On 12 February 2018, the Government of Gibraltar and the Gibraltar Financial Services Commission (GFSC) confirmed they were developing legislation relating to tokenised digital assets. After taking into account stakeholder feedback, work has now begun on drafting legislation to regulate: (a) the promotion, sale and distribution of tokens by persons connected with Gibraltar; (b) secondary market activities relating to tokens, carried out in or from Gibraltar; and (c) the provision, by way of business, in or from Gibraltar of investment advice relating to tokens.
In a statement, Sian Jones, Senior Advisor on distribution ledger technology (DLT) at the GFSC said. "Token regulation is the natural progression following the regulation of DLT Providers, being vital to the protection of consumers. One of the key aspects of the token regulations is that we will be introducing the concept of regulation authorised sponsors who will be responsible for assuring compliance with disclosure and financial crime rules."
We keenly await the implementation of the legislation, as it will undoubtedly offer guidance to other offshore financial centres such as the Channel Islands.
An alternative to ICOs
While debate around the use of ICOs continues, Initial Loan Procurements (ILPs) have emerged as a new fundraising method. Similar to an ICO but in the form of loans rather than coin acquisitions, ILPs enable borrowers and creditors to enter into a loan agreement through legally binding smart contracts. With an ILP, a creditor's investment is contractually tied to the performance of the company and eliminates the wild swings of volatility that have been associated with a vast number of ICOs. In simple terms, as long as the company makes a profit, the creditor gets annual returns.
Two Estonia-based companies, Blockhive and Agrello, have formed a partnership to provide the first ILP of its kind, 'Blockhive'. Blockhive's model removes the issuance of tokens (in the anticipation of future appreciation of those tokens) and replaces it with a contractual entitlement to 20% of their annual operating profits.
Agrello is a legal technology start-up that builds legally-binding, self-aware agreements on blockchain. The use of Agrello ID, a digital identification and signature solution, provides the support for necessary KYC and anti-money laundering solution, ensuring that the system fulfils all legal requirements. The agreements from Agrello ensure that creditors' data is encrypted and stored unalterably in the blockchain. To access and transact on the Blockhive platform, users must fully register and receive the protocol's Future Loan Access Tokens (FLAT) (transferrable loans that can be assigned to third parties) as soon as they lend funds to the company. This could go a long way to alleviate regulators' concerns about fraud and money-laundering.
The ultimate objective is to continue the decentralised crowdfunding opportunities that are similar to ICOs, only this time, with improved functionality and without restrictions imposed by regulatory bodies.

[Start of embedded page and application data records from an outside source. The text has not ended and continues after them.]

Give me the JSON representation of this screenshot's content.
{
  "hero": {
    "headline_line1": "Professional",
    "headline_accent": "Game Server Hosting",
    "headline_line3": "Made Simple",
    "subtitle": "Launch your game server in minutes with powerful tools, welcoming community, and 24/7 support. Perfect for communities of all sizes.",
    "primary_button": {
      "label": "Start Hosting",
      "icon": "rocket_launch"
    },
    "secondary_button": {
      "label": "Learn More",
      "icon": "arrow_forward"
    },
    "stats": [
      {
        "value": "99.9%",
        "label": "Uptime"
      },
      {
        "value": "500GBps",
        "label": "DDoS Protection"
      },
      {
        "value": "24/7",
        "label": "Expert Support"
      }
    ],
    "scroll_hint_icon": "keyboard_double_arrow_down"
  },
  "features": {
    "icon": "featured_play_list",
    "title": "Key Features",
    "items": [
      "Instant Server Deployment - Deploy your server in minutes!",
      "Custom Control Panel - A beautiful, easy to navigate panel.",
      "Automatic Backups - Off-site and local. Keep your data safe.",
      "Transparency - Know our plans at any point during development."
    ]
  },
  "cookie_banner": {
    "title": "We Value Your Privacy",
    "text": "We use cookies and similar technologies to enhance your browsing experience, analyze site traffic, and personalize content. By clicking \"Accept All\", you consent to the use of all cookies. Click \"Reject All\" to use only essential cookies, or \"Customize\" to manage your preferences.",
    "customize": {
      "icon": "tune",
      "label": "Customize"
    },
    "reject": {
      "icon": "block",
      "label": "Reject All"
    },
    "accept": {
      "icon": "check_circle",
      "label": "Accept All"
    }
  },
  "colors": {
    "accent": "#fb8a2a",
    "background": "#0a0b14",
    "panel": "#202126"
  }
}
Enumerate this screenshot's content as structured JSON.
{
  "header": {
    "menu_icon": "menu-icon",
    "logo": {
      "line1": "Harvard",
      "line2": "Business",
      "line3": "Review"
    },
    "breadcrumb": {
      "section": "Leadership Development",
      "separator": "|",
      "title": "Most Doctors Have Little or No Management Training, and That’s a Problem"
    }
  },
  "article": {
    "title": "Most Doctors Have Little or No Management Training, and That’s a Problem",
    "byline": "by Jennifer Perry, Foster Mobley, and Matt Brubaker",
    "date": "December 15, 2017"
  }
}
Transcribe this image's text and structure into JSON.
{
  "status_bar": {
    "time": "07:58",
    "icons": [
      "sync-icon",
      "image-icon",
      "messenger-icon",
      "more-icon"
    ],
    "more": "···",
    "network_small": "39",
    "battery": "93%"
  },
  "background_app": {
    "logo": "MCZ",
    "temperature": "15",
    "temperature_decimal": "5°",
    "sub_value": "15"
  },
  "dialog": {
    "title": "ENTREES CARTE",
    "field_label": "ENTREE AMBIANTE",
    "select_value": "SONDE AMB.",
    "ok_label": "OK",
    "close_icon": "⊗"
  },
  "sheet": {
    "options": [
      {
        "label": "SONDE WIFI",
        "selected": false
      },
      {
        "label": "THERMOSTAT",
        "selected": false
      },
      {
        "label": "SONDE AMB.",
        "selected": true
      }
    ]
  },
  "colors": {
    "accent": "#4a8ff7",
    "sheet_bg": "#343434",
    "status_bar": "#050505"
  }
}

For businesses that don't need tokens, ILPs provide an attractive alternative whereby more time and energy can be spent on business development, rather than creating tokens with no actual use.